**TASK TO COMPLETE**
Exactly as given, output all the records that follow.

BEGIN RECORDS SUPPLIED

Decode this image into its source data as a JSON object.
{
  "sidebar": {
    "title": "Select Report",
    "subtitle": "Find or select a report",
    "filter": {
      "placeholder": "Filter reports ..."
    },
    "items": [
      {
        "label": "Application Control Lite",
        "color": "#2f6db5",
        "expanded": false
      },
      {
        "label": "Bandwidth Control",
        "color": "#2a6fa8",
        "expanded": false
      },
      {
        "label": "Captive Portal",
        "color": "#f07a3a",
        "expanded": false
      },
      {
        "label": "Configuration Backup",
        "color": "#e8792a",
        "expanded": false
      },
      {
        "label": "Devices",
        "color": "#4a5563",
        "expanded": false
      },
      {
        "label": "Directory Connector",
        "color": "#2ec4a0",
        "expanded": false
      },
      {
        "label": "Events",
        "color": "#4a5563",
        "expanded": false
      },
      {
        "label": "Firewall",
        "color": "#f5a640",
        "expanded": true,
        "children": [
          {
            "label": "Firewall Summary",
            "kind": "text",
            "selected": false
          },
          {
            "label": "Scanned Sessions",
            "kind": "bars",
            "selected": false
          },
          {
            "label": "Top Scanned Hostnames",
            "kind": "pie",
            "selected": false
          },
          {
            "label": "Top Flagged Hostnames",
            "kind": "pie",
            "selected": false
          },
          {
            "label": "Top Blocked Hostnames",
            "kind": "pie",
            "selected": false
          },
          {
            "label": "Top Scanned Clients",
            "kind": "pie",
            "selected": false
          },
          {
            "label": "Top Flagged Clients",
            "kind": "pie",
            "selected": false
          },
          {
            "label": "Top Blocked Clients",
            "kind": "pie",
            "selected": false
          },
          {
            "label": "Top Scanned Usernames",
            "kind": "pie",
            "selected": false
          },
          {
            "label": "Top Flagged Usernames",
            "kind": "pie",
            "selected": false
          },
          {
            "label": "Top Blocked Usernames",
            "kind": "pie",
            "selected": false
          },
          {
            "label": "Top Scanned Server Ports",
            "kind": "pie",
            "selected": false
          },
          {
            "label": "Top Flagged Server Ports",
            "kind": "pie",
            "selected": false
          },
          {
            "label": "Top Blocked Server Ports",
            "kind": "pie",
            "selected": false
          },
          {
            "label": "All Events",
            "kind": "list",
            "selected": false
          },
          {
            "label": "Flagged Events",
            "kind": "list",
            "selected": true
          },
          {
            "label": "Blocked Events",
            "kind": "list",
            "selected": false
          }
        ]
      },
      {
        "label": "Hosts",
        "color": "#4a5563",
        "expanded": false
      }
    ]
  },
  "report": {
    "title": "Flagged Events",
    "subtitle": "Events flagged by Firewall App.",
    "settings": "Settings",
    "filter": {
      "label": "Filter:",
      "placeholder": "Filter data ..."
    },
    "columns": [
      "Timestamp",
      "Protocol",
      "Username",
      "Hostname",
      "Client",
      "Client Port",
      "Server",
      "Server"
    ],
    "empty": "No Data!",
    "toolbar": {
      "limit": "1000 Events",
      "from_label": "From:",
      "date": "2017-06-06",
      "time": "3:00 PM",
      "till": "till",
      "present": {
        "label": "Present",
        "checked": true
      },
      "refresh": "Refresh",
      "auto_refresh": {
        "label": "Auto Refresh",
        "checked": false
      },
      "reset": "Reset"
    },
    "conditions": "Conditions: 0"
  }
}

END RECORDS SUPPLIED

**EXERCISE RESULT**
Decode this image into its source data as a JSON object.
{
  "sidebar": {
    "title": "Select Report",
    "subtitle": "Find or select a report",
    "filter": {
      "placeholder": "Filter reports ..."
    },
    "items": [
      {
        "label": "Application Control Lite",
        "color": "#2f6db5",
        "expanded": false
      },
      {
        "label": "Bandwidth Control",
        "color": "#2a6fa8",
        "expanded": false
      },
      {
        "label": "Captive Portal",
        "color": "#f07a3a",
        "expanded": false
      },
      {
        "label": "Configuration Backup",
        "color": "#e8792a",
        "expanded": false
      },
      {
        "label": "Devices",
        "color": "#4a5563",
        "expanded": false
      },
      {
        "label": "Directory Connector",
        "color": "#2ec4a0",
        "expanded": false
      },
      {
        "label": "Events",
        "color": "#4a5563",
        "expanded": false
      },
      {
        "label": "Firewall",
        "color": "#f5a640",
        "expanded": true,
        "children": [
          {
            "label": "Firewall Summary",
            "kind": "text",
            "selected": false
          },
          {
            "label": "Scanned Sessions",
            "kind": "bars",
            "selected": false
          },
          {
            "label": "Top Scanned Hostnames",
            "kind": "pie",
            "selected": false
          },
          {
            "label": "Top Flagged Hostnames",
            "kind": "pie",
            "selected": false
          },
          {
            "label": "Top Blocked Hostnames",
            "kind": "pie",
            "selected": false
          },
          {
            "label": "Top Scanned Clients",
            "kind": "pie",
            "selected": false
          },
          {
            "label": "Top Flagged Clients",
            "kind": "pie",
            "selected": false
          },
          {
            "label": "Top Blocked Clients",
            "kind": "pie",
            "selected": false
          },
          {
            "label": "Top Scanned Usernames",
            "kind": "pie",
            "selected": false
          },
          {
            "label": "Top Flagged Usernames",
            "kind": "pie",
            "selected": false
          },
          {
            "label": "Top Blocked Usernames",
            "kind": "pie",
            "selected": false
          },
          {
            "label": "Top Scanned Server Ports",
            "kind": "pie",
            "selected": false
          },
          {
            "label": "Top Flagged Server Ports",
            "kind": "pie",
            "selected": false
          },
          {
            "label": "Top Blocked Server Ports",
            "kind": "pie",
            "selected": false
          },
          {
            "label": "All Events",
            "kind": "list",
            "selected": false
          },
          {
            "label": "Flagged Events",
            "kind": "list",
            "selected": true
          },
          {
            "label": "Blocked Events",
            "kind": "list",
            "selected": false
          }
        ]
      },
      {
        "label": "Hosts",
        "color": "#4a5563",
        "expanded": false
      }
    ]
  },
  "report": {
    "title": "Flagged Events",
    "subtitle": "Events flagged by Firewall App.",
    "settings": "Settings",
    "filter": {
      "label": "Filter:",
      "placeholder": "Filter data ..."
    },
    "columns": [
      "Timestamp",
      "Protocol",
      "Username",
      "Hostname",
      "Client",
      "Client Port",
      "Server",
      "Server"
    ],
    "empty": "No Data!",
    "toolbar": {
      "limit": "1000 Events",
      "from_label": "From:",
      "date": "2017-06-06",
      "time": "3:00 PM",
      "till": "till",
      "present": {
        "label": "Present",
        "checked": true
      },
      "refresh": "Refresh",
      "auto_refresh": {
        "label": "Auto Refresh",
        "checked": false
      },
      "reset": "Reset"
    },
    "conditions": "Conditions: 0"
  }
}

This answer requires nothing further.